- _PROBLEM REQUIREMENTS_
Show every line in the records below that contains the word "align".

START DATA FOR REVIEW

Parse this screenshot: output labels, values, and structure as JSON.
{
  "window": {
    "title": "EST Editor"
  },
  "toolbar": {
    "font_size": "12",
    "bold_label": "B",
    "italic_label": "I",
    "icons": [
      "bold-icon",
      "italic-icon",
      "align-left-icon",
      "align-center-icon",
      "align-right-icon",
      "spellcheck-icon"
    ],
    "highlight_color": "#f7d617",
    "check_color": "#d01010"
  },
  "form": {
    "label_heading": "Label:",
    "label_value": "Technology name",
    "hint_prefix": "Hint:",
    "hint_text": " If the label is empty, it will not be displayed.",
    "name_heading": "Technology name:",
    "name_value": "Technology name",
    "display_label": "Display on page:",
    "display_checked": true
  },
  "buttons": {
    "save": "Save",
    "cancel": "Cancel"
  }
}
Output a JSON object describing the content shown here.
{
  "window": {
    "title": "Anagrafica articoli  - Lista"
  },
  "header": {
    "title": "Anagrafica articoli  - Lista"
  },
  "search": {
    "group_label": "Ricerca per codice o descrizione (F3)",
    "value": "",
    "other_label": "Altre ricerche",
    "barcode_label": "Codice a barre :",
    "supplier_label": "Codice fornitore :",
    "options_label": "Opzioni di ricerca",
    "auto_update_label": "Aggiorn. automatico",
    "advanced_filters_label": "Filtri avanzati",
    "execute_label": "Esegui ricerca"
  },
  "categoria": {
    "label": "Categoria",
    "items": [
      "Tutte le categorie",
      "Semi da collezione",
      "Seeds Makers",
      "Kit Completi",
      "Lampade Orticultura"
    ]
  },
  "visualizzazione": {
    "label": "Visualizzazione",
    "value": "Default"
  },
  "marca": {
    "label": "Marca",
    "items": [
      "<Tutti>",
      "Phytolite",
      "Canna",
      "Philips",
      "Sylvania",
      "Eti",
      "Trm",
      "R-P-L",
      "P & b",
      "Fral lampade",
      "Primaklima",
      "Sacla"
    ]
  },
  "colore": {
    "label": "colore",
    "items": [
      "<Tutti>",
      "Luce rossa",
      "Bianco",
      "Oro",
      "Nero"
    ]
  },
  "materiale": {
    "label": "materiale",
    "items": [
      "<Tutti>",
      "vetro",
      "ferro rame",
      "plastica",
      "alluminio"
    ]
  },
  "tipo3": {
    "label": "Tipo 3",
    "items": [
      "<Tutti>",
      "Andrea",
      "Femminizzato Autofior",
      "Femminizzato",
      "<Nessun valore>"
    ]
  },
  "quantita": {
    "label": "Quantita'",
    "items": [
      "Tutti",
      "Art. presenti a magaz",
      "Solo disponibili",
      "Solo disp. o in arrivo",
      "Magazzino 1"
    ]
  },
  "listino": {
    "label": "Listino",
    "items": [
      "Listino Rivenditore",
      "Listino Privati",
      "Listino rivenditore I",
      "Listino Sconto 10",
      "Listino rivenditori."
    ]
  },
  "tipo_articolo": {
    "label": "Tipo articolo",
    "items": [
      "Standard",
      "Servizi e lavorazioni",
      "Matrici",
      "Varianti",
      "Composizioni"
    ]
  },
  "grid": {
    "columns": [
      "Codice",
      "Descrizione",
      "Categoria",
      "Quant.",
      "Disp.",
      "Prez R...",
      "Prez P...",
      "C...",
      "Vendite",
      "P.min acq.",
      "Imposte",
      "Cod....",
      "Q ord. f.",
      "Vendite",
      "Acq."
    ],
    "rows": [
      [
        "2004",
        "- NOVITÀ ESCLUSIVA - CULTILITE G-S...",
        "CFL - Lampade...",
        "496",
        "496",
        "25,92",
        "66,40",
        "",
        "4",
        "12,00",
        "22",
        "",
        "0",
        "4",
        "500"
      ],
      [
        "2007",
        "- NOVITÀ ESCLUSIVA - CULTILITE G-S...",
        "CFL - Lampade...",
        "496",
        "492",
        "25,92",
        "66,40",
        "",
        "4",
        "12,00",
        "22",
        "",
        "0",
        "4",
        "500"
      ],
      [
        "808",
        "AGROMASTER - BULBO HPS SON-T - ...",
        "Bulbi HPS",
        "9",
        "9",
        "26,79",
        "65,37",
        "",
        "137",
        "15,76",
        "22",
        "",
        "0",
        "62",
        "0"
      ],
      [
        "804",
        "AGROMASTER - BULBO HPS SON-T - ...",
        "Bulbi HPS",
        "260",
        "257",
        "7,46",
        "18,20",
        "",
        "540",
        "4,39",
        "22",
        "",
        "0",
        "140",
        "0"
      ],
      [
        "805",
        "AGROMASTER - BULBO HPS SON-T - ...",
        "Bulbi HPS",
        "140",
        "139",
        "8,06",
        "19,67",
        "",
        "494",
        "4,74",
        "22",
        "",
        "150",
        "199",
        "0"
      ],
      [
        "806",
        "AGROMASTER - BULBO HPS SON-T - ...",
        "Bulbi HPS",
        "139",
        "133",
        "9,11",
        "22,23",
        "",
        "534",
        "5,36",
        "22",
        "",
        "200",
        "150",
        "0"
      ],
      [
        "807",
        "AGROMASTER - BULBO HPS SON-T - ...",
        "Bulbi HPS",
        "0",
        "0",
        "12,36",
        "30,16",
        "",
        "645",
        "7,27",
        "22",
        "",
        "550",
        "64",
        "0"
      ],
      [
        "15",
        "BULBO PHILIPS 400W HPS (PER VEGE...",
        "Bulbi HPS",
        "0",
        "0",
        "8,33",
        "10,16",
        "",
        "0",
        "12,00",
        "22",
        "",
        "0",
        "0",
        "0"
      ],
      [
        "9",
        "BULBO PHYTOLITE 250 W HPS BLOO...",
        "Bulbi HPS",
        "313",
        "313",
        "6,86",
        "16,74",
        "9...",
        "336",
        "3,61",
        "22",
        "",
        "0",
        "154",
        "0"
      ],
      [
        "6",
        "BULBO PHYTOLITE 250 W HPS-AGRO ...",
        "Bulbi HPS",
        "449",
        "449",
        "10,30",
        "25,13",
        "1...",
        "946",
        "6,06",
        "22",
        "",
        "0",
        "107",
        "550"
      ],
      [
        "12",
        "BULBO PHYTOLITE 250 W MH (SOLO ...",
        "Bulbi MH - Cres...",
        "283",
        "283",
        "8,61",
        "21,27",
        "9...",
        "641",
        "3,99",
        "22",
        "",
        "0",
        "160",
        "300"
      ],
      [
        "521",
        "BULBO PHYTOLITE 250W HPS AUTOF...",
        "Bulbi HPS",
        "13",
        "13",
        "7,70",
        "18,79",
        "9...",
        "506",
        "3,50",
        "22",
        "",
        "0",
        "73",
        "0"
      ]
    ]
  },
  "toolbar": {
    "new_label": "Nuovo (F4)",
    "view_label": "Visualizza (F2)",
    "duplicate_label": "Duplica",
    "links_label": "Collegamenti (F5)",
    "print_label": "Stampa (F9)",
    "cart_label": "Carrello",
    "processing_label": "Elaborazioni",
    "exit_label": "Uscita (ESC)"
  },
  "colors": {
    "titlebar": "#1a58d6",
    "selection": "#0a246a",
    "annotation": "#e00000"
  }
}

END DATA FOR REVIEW

- _EXERCISE OUTPUT_
      "align-left-icon",
      "align-center-icon",
      "align-right-icon",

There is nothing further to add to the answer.